There is, as far as I am concerned, a single reason for mentioning the works of these two writers in this essay, and a single reason only: to demonstrate that American historiography in the Progressive Era was hardly unified in its interpretation. Just as "diversity" is a buzzword on today''s college and university campuses, so was genuine diversity a feature of American historiography. And, perhaps fittingly enough, this same diversity symbolizes one of the themes that progressive historians stress almost to a fault: that the views of the people during the war itself were far from universal. And so it was with historians as they wrote their books during the Progressive era.
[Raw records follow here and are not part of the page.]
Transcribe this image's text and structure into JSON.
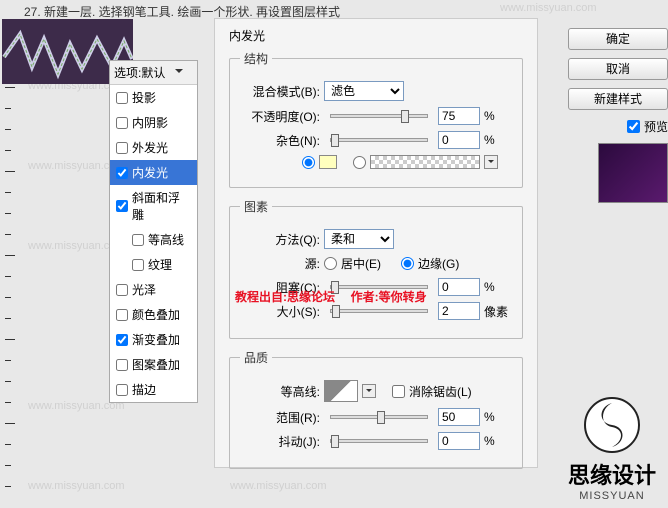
{
  "instruction": "27. 新建一层. 选择钢笔工具. 绘画一个形状. 再设置图层样式",
  "styles_header": "选项:默认",
  "styles": [
    {
      "label": "投影",
      "checked": false
    },
    {
      "label": "内阴影",
      "checked": false
    },
    {
      "label": "外发光",
      "checked": false
    },
    {
      "label": "内发光",
      "checked": true,
      "active": true
    },
    {
      "label": "斜面和浮雕",
      "checked": true
    },
    {
      "label": "等高线",
      "checked": false,
      "sub": true
    },
    {
      "label": "纹理",
      "checked": false,
      "sub": true
    },
    {
      "label": "光泽",
      "checked": false
    },
    {
      "label": "颜色叠加",
      "checked": false
    },
    {
      "label": "渐变叠加",
      "checked": true
    },
    {
      "label": "图案叠加",
      "checked": false
    },
    {
      "label": "描边",
      "checked": false
    }
  ],
  "panel": {
    "title": "内发光",
    "structure": {
      "legend": "结构",
      "blend_label": "混合模式(B):",
      "blend_value": "滤色",
      "opacity_label": "不透明度(O):",
      "opacity_value": "75",
      "pct": "%",
      "noise_label": "杂色(N):",
      "noise_value": "0",
      "color_hex": "#ffffbe"
    },
    "elements": {
      "legend": "图素",
      "method_label": "方法(Q):",
      "method_value": "柔和",
      "source_label": "源:",
      "source_center": "居中(E)",
      "source_edge": "边缘(G)",
      "choke_label": "阻塞(C):",
      "choke_value": "0",
      "size_label": "大小(S):",
      "size_value": "2",
      "px": "像素"
    },
    "quality": {
      "legend": "品质",
      "contour_label": "等高线:",
      "antialias": "消除锯齿(L)",
      "range_label": "范围(R):",
      "range_value": "50",
      "jitter_label": "抖动(J):",
      "jitter_value": "0"
    }
  },
  "buttons": {
    "ok": "确定",
    "cancel": "取消",
    "new_style": "新建样式",
    "preview": "预览"
  },
  "credit": {
    "source_label": "教程出自:",
    "source": "思缘论坛",
    "author_label": "作者:",
    "author": "等你转身"
  },
  "logo": {
    "text": "思缘设计",
    "sub": "MISSYUAN"
  },
  "watermark": "www.missyuan.com"
}
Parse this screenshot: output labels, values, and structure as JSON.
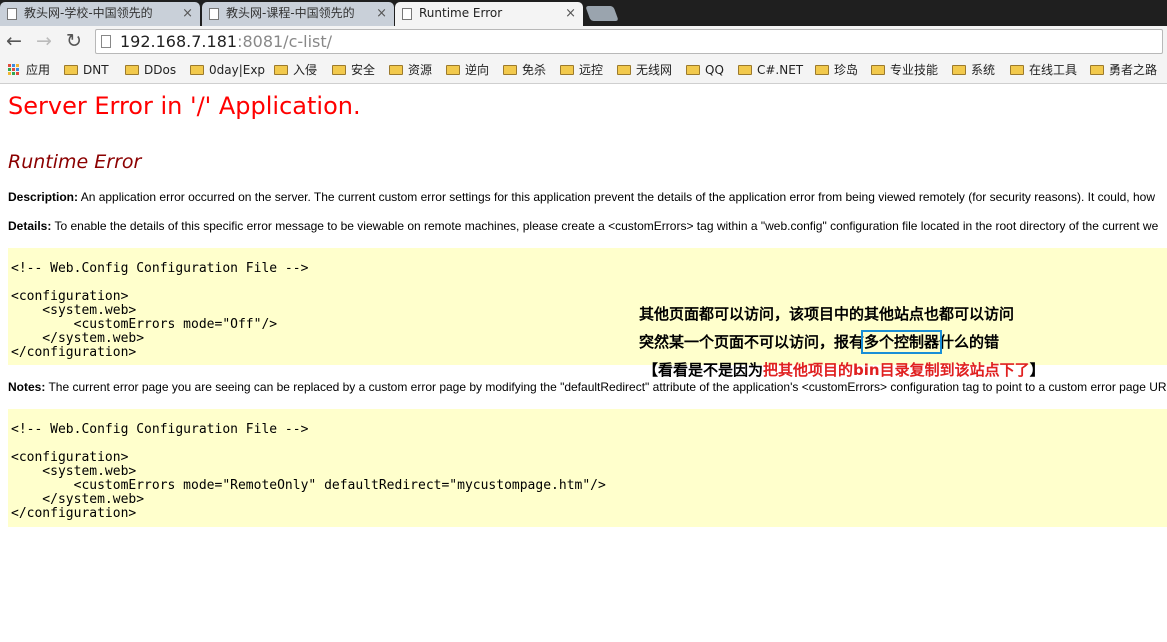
{
  "browser": {
    "tabs": [
      {
        "title": "教头网-学校-中国领先的"
      },
      {
        "title": "教头网-课程-中国领先的"
      },
      {
        "title": "Runtime Error",
        "active": true
      }
    ],
    "close_glyph": "×",
    "url": {
      "host": "192.168.7.181",
      "rest": ":8081/c-list/"
    },
    "bookmarks": [
      "应用",
      "DNT",
      "DDos",
      "0day|Exp",
      "入侵",
      "安全",
      "资源",
      "逆向",
      "免杀",
      "远控",
      "无线网",
      "QQ",
      "C#.NET",
      "珍岛",
      "专业技能",
      "系统",
      "在线工具",
      "勇者之路"
    ]
  },
  "page": {
    "title": "Server Error in '/' Application.",
    "subtitle": "Runtime Error",
    "description_label": "Description:",
    "description_text": " An application error occurred on the server. The current custom error settings for this application prevent the details of the application error from being viewed remotely (for security reasons). It could, how",
    "details_label": "Details:",
    "details_text": " To enable the details of this specific error message to be viewable on remote machines, please create a <customErrors> tag within a \"web.config\" configuration file located in the root directory of the current we",
    "code1": "<!-- Web.Config Configuration File -->\n\n<configuration>\n    <system.web>\n        <customErrors mode=\"Off\"/>\n    </system.web>\n</configuration>",
    "notes_label": "Notes:",
    "notes_text": " The current error page you are seeing can be replaced by a custom error page by modifying the \"defaultRedirect\" attribute of the application's <customErrors> configuration tag to point to a custom error page UR",
    "code2": "<!-- Web.Config Configuration File -->\n\n<configuration>\n    <system.web>\n        <customErrors mode=\"RemoteOnly\" defaultRedirect=\"mycustompage.htm\"/>\n    </system.web>\n</configuration>"
  },
  "annotation": {
    "line1": "其他页面都可以访问，该项目中的其他站点也都可以访问",
    "line2_before": "突然某一个页面不可以访问，报有",
    "line2_boxed": "多个控制器",
    "line2_after": "什么的错",
    "line3_open": "【看看是不是因为",
    "line3_red": "把其他项目的bin目录复制到该站点下了",
    "line3_close": "】",
    "box_color": "#1a8fd6",
    "highlight_color": "#e02020"
  }
}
John Fiske wrote a two-volume treatment of the American Revolution in 1891. To be sure, this was at the earliest stages of the Progressive movement in the United States, but it falls well within the boundaries. In that context, one can evaluate the contents of Fiske''s book, and in one other also: I encountered Fiske''s name in various places in Turner's writings.
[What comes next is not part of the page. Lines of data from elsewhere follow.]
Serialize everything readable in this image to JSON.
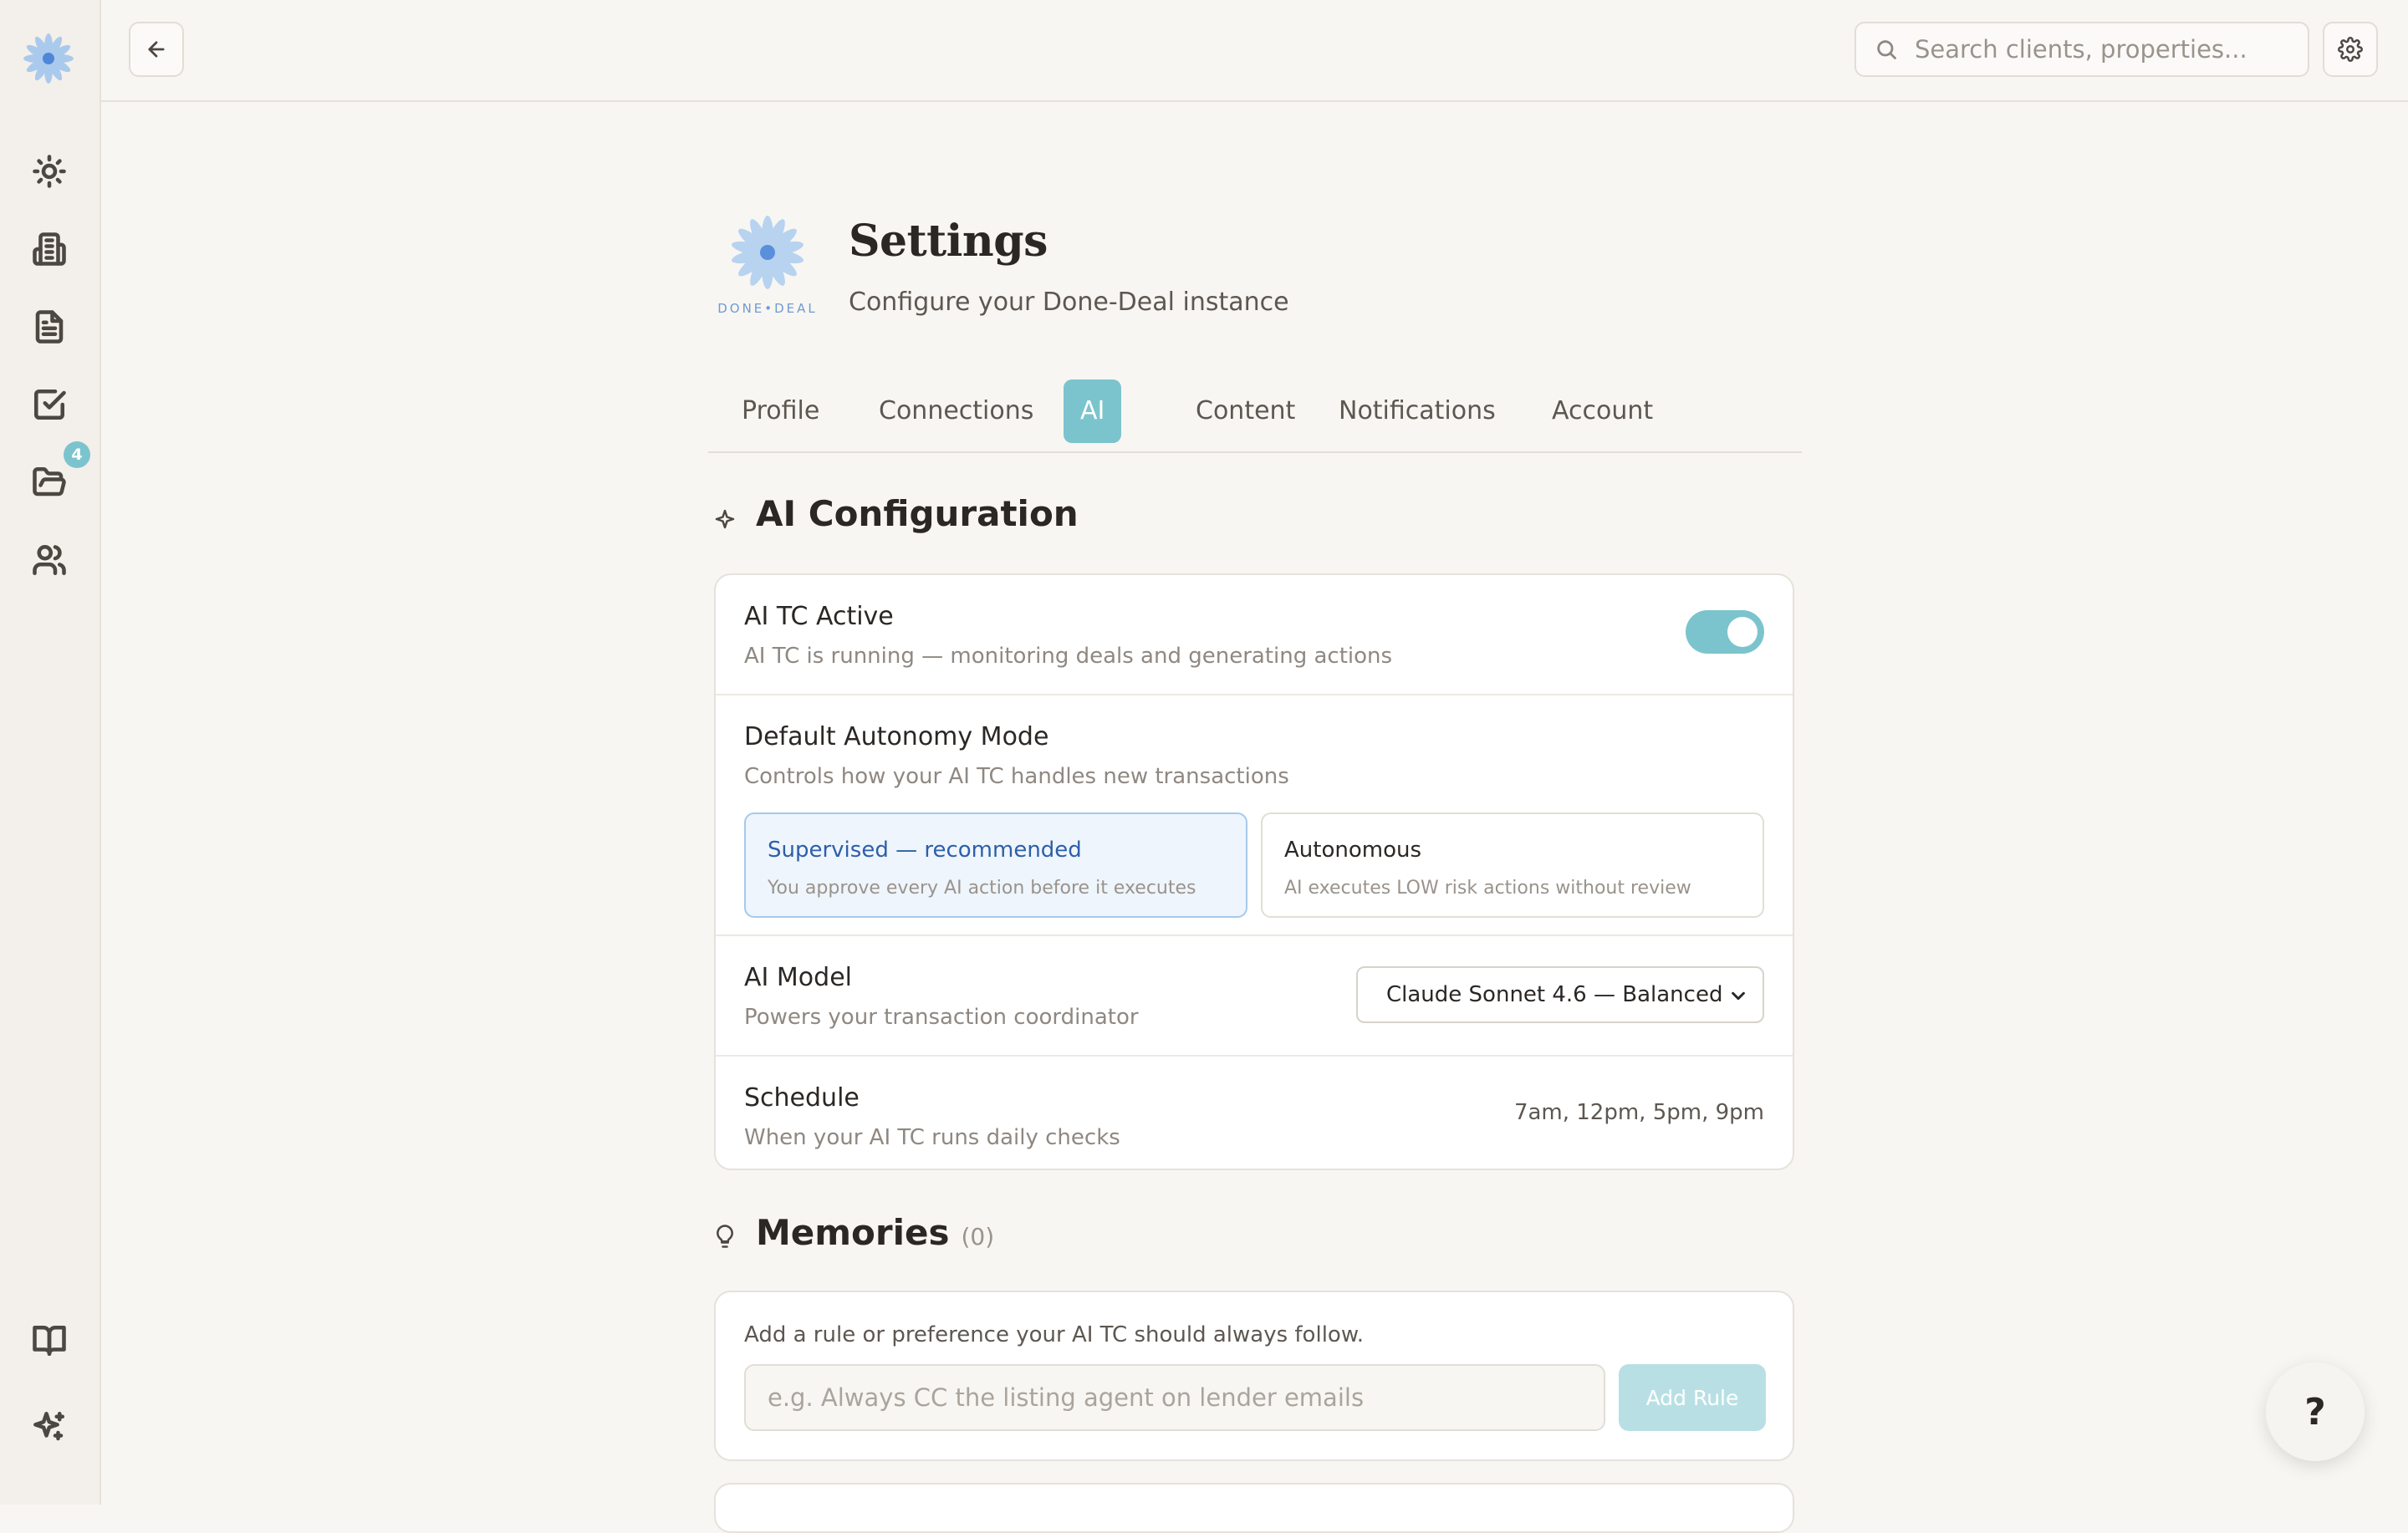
{
  "sidebar": {
    "badge_count": "4",
    "items": [
      {
        "icon": "sun-icon"
      },
      {
        "icon": "building-icon"
      },
      {
        "icon": "document-icon"
      },
      {
        "icon": "checkbox-icon"
      },
      {
        "icon": "folder-open-icon"
      },
      {
        "icon": "users-icon"
      },
      {
        "icon": "book-icon"
      },
      {
        "icon": "sparkles-icon"
      }
    ]
  },
  "topbar": {
    "search_placeholder": "Search clients, properties..."
  },
  "header": {
    "logo_text": "DONE•DEAL",
    "title": "Settings",
    "subtitle": "Configure your Done-Deal instance"
  },
  "tabs": [
    {
      "label": "Profile"
    },
    {
      "label": "Connections"
    },
    {
      "label": "AI",
      "active": true
    },
    {
      "label": "Content"
    },
    {
      "label": "Notifications"
    },
    {
      "label": "Account"
    }
  ],
  "ai_config": {
    "title": "AI Configuration",
    "active": {
      "label": "AI TC Active",
      "desc": "AI TC is running — monitoring deals and generating actions",
      "enabled": true
    },
    "autonomy": {
      "label": "Default Autonomy Mode",
      "desc": "Controls how your AI TC handles new transactions",
      "options": [
        {
          "title": "Supervised — recommended",
          "desc": "You approve every AI action before it executes",
          "selected": true
        },
        {
          "title": "Autonomous",
          "desc": "AI executes LOW risk actions without review",
          "selected": false
        }
      ]
    },
    "model": {
      "label": "AI Model",
      "desc": "Powers your transaction coordinator",
      "value": "Claude Sonnet 4.6 — Balanced"
    },
    "schedule": {
      "label": "Schedule",
      "desc": "When your AI TC runs daily checks",
      "value": "7am, 12pm, 5pm, 9pm"
    }
  },
  "memories": {
    "title": "Memories",
    "count": "(0)",
    "hint": "Add a rule or preference your AI TC should always follow.",
    "input_placeholder": "e.g. Always CC the listing agent on lender emails",
    "add_label": "Add Rule"
  },
  "help_label": "?"
}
Fiske writes much in the second volume of his history of "drums and trumpets." (Sadly, only the second volume is in my collection.) But there are still inklings of his views as to the nature of the war. He writes, for example, of the "absurd talk of John Adams," who proposed the annual election of general officers by Congress, and that "if some great men should be sent home as a result, [then the nation will not be ruined]" (Fiske, 31). Fiske sees this as a ludicrous notion to say the least, indicating his great-man orientation. (As an aside, Fiske writes of Benedict Arnold''s death-bed remorse at "ever having put on any other" uniform than that of the colonial forces, which story has found its way into American mythology; I wonder to this day if this death-bed regret actually happened.) In a sentence, Fiske writes of armies and leaders, of imperial nations and colonies, and of congresses and parliaments. He clearly does not write of rivers, mountains, and mass suffrage.
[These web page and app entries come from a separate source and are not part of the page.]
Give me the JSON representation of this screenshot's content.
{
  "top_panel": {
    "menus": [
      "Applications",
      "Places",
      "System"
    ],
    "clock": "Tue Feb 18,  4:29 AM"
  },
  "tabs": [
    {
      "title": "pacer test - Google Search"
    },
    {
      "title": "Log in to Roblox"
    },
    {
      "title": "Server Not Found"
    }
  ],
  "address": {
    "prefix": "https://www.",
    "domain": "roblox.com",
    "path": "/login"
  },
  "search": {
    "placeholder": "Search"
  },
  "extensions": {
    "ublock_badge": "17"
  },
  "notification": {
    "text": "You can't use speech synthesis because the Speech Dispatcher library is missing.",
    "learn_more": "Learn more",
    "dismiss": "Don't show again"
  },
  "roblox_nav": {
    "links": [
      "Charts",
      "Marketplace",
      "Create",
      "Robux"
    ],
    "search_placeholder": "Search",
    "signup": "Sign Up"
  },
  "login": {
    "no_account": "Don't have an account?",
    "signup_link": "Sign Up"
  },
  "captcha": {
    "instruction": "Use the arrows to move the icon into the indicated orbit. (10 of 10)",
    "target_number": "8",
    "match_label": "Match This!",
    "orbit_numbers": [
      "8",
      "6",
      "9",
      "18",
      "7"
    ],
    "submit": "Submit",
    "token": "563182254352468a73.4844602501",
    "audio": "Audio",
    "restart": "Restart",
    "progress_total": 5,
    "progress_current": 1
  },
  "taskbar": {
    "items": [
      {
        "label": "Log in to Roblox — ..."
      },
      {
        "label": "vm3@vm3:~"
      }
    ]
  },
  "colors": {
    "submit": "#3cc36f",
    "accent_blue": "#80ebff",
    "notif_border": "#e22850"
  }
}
Albert Bushnell Hart wrote his story of the Formation of the Union in 1894. The publisher, Longman''s, offered other works by professors of history, including one progressive professor who would someday become famous the world over: Woodrow Wilson. At the time, Fiske was an assistant professor of history at Harvard University.

Hart asserted that the Constitution was more than a compact, the term he assigned to the Articles of Confederation. He defined a "compact" as little more than a treaty, calling it an agreement between states that lost its force when one of the parties ceased to observe it. Instead, Hart held that the Constitution was as Daniel Webster had defined it: "...the people''s Constitution, the people''s government, made for the people, made by the people, and answerable to the people. The people of the United States have declared that this Constitution shall be supreme law" (Hart, 134).

Of geography, Hart writes not of mountains and alluvial plains, but of man-made boundaries and political competition related to enlarging the entities of the competitors. Again, as in Fiske, whom Hart recommends along with George Bancroft and Henry Adams, the view is of and from the top, not of the common citizen.

Are these writers of interest other than for the reason already offered? The reader may allow me one other reason besides the one already claimed. It is important to mention these writers as a corollary of the question I posed at the outsetó--and sought at first "to duck": exactly what is a "progressive historian?" Again, spatial limitations require me to be brief: it is clear from examining the work of Fiske and Hart that if a "progressive historian" is defined as a writer of history during the Progressive Era, then the work one will encounter is diverse in its viewpoints and interpretations; if, however one defines a progressive historian as a member of a school of thought, then the events of the times in which they wrote take on a secondary value, supplanted by rivers, mountains, and the like. But then one must remind oneself of the example of Charles Beard, if for no other reason than to sully and sunder that grand generalization...